Synopses & Reviews
"Scolnicovs aim is to provide a new translation of Platos Parmenides,
with a commentary designed to show that the arguments of the second half of the dialogue, the purpose of which has long been a matter of scholarly dispute, make sense as an attempt to establish the necessary logical and epistemological conditions for Platos own theory of forms and participation. In particular, Scolnicov attempts to show that the otherwise bewildering concatenation of arguments and hypotheses answers to a style of argument paralleled in other dialogues. Scolnicov also argues that the dialogue is intended as a serious rebuttal of Parmenides monist philosophy. Scolnicovs thesis is thus diametrically opposed to those who think that the dialogue is intended as a successful critique of Platos own theory in the light of arguments adapted from Parmenides."Denis OBrien, author of Etudes sur Parménide; Empedocles' Cosmic Cycle: A Reconstruction from the Fragments and Secondary Sources
"Scolnicovs introduction presents a very clear account of Parmenides method and the contrast that Platos use of hypothesis presents to it as early as the Meno.
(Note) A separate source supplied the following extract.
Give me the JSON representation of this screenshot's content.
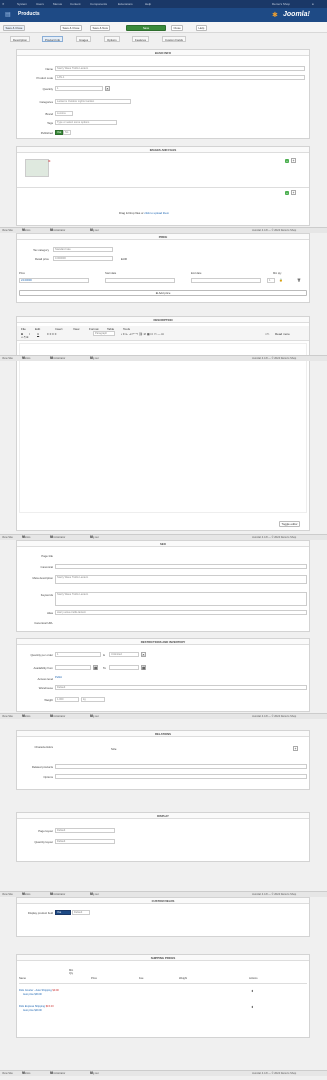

Scolnicov then offers a clear account of Platos method and the way it establishes an idea of philosophical method in general: not a reasoning from first principles but a disclosing of the principles at the foundation of ones prior convictions in order to test those principles. He subsequently takes up the principle of noncontradiction in particular before tackling the questions Parmenidean philosophy might raise about the doctrine of participation. An immensely clear and interesting introduction and way into the Parmenides."Georgia Warnke, author of Justice and Interpretation: Studies in Contemporary German Social Thought
A fresh and persuasive approach to one of Plato's most hotly debated dialogues.
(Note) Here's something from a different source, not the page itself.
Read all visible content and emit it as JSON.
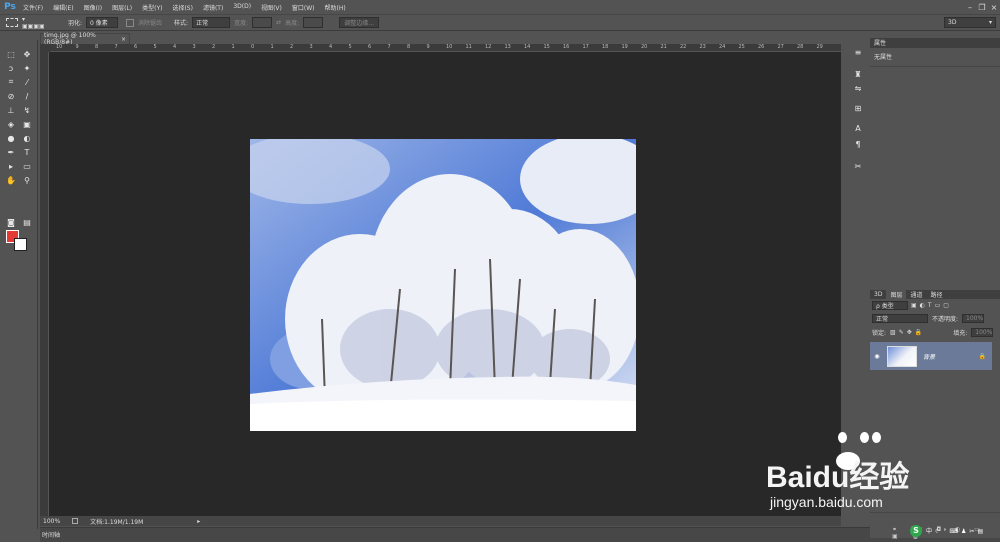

Of all Platos dialogues, the Parmenides
is notoriously the most difficult to interpret. Scholars of all periods have disagreed about its aims and subject matter. The interpretations have ranged from reading the dialogue as an introduction to the whole of Platonic metaphysics to seeing it as a collection of sophisticated tricks, or even as an elaborate joke. This work presents an illuminating new translation of the dialogue together with an extensive introduction and running commentary, giving a unified explanation of the Parmenides
and integrating it firmly within the context of Plato's metaphysics and methodology.
Scolnicov shows that in the Parmenides Plato addresses the most serious challenge to his own philosophy: the monism of Parmenides and the Eleatics. In addition to providing a serious rebuttal to Parmenides, Plato here re-formulates his own theory of forms and participation, arguments that are central to the whole of Platonic thought, and provides these concepts with a rigorous logical and philosophical foundation. In Scolnicov's analysis, the Parmenides emerges as an extension of ideas from Plato's middle dialogues and as an opening to the later dialogues.
Scolnicovs analysis is crisp and lucid, offering a persuasive approach to a complicated dialogue. This translation follows the Greek closely, and the commentary affords the Greekless reader a clear understanding of how Scolnicovs interpretation emerges from the text. This volume will provide a valuable introduction and framework for understanding a dialogue that continues to generate lively discussion today.
About the Author
Samuel Scolnicov is Associate Professor of Philosophy at The Hebrew University of Jerusalem and author of Plato's Metaphysics of Education (1988).